How to Tell if a Dog Is Reverse Sneezing
The Sound of Reverse Sneezing
If you're shocked because your pet seems like he's having difficulties catching his breath, then reverse sneezing could be the culprit. If your dog is in the midst of a reverse sneezing episode, he'll make a noisy sound that's reminiscent of snorting. This sound is a result of your dog's intense efforts to push in air. If you hear this snorting sound a few times in a row, your dog is probably reverse sneezing.
When dogs have reverse sneezing episodes, they typically act completely fine, healthy and calm as soon as they're done. Reverse sneezing generally is innocuous to dogs. It's good to let the vet do an exam, but there's nothing you can do for the dog in the midst of a fit. Resist the urge to pat his sides.
The Look of Reverse Sneezing
Observe your dog when he's in the throes of a honking fit. When dogs reverse sneeze, they usually stand completely still while holding out their necks and heads. They maintain this stance while they're in the middle of lengthy and fast inspirations. Some dogs reverse sneeze for just a few seconds at a time. Others reverse sneeze for a maximum of a minute.
Consider the Possible Causes
If you're trying to figure out whether or not your pooch is reverse sneezing, consider the possible causes of the condition. One might apply to him. Some things that cause reverse sneezing in dogs include running, rapid water consumption, rapid eating, leash pulling, feelings of excitement and exhilaration, collar pressure, postnasal drip and allergies. If any of those factors could potentially apply to your dog, the things you're seeing and hearing him do could signify classic reverse sneezing.
Environmental scents, such as fragrances, potpourri and smoke, also sometimes trigger reverse sneezing. Note that some dogs experience more frequent reverse sneezing as they get older.
Consider Your Pet's Breed

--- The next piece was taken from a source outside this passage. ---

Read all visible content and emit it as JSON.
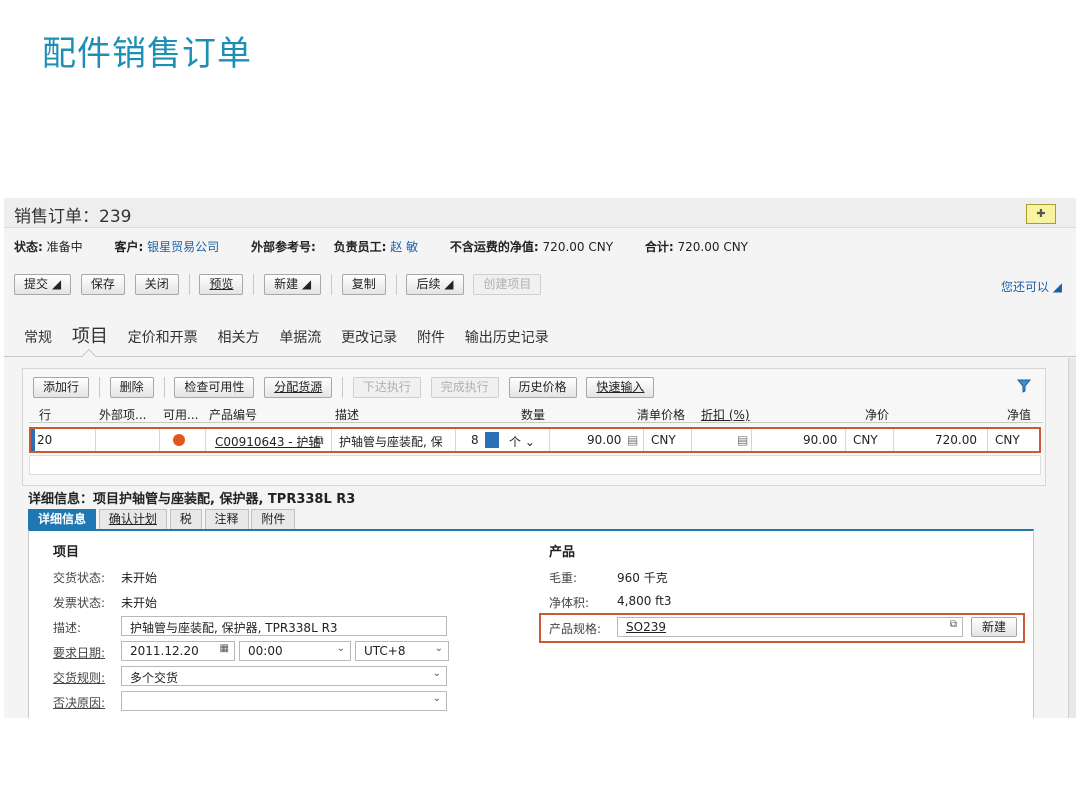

Your pet's breed maters. Reverse sneezing is particularly prevalent in beagles and corgis. The condition is in no way limited to just those breeds. Dogs with long muzzles are vulnerable to reverse sneezing.
It's important to never make assumptions about reverse sneezing. If your dog is a brachycephalic breed, what you suspect is reverse sneezing could actually indicate a potential respiratory issue. If this is the case, your dog will likely display other signs of breathing difficulty. Some examples of brachycephalic breeds include Cavalier King Charles spaniels, boxers, bulldogs, Japanese chins, Tibetan spaniels and pugs.

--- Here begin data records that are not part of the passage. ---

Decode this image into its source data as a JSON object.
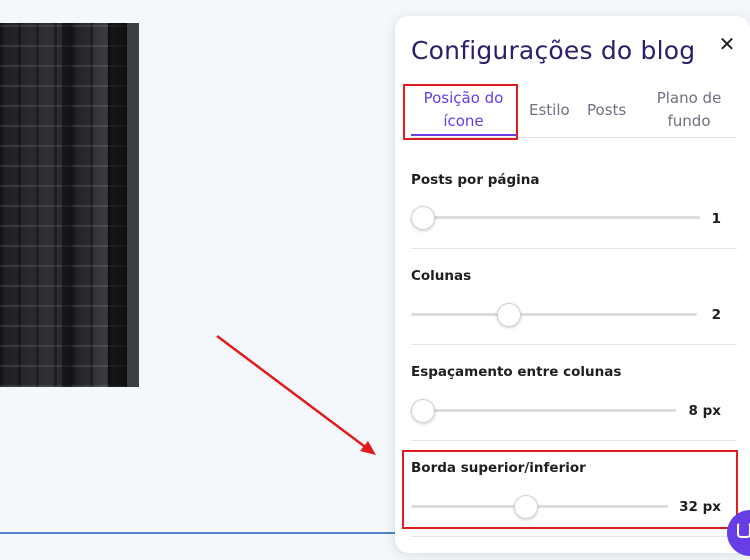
{
  "panel": {
    "title": "Configurações do blog",
    "close_icon": "close-icon"
  },
  "tabs": [
    {
      "label_line1": "Posição do",
      "label_line2": "ícone",
      "active": true
    },
    {
      "label": "Estilo",
      "active": false
    },
    {
      "label": "Posts",
      "active": false
    },
    {
      "label_line1": "Plano de",
      "label_line2": "fundo",
      "active": false
    }
  ],
  "settings": [
    {
      "label": "Posts por página",
      "value": "1",
      "level": 0.0
    },
    {
      "label": "Colunas",
      "value": "2",
      "level": 0.3
    },
    {
      "label": "Espaçamento entre colunas",
      "value": "8 px",
      "level": 0.0
    },
    {
      "label": "Borda superior/inferior",
      "value": "32 px",
      "level": 0.4
    }
  ],
  "colors": {
    "accent": "#673de6",
    "title": "#2f1c6a",
    "annotation": "#e01c1c"
  },
  "icons": {
    "chat": "chat-icon",
    "arrow": "annotation-arrow"
  }
}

Brachycephalic breeds are prone to tracheal collapse, a degenerative condition that affects dogs' cartilaginous rings and causes a snorting or honking sound and coughing. The condition requires a veterinarian's attention and could require surgery.
If your pet's reverse sneezing doesn't cease quickly and he falls to the ground, contact your veterinarian immediately for emergency care. The symptoms could be the result of a foreign item located in his larynx. They could be the result of various nasopharyngeal and nasal disorders.
If you spot your pet reverse sneezing, try to get the incident on video. This can be very helpful for your veterinarian. Video evidence can help your vet determine whether or not your dog was actually reverse sneezing.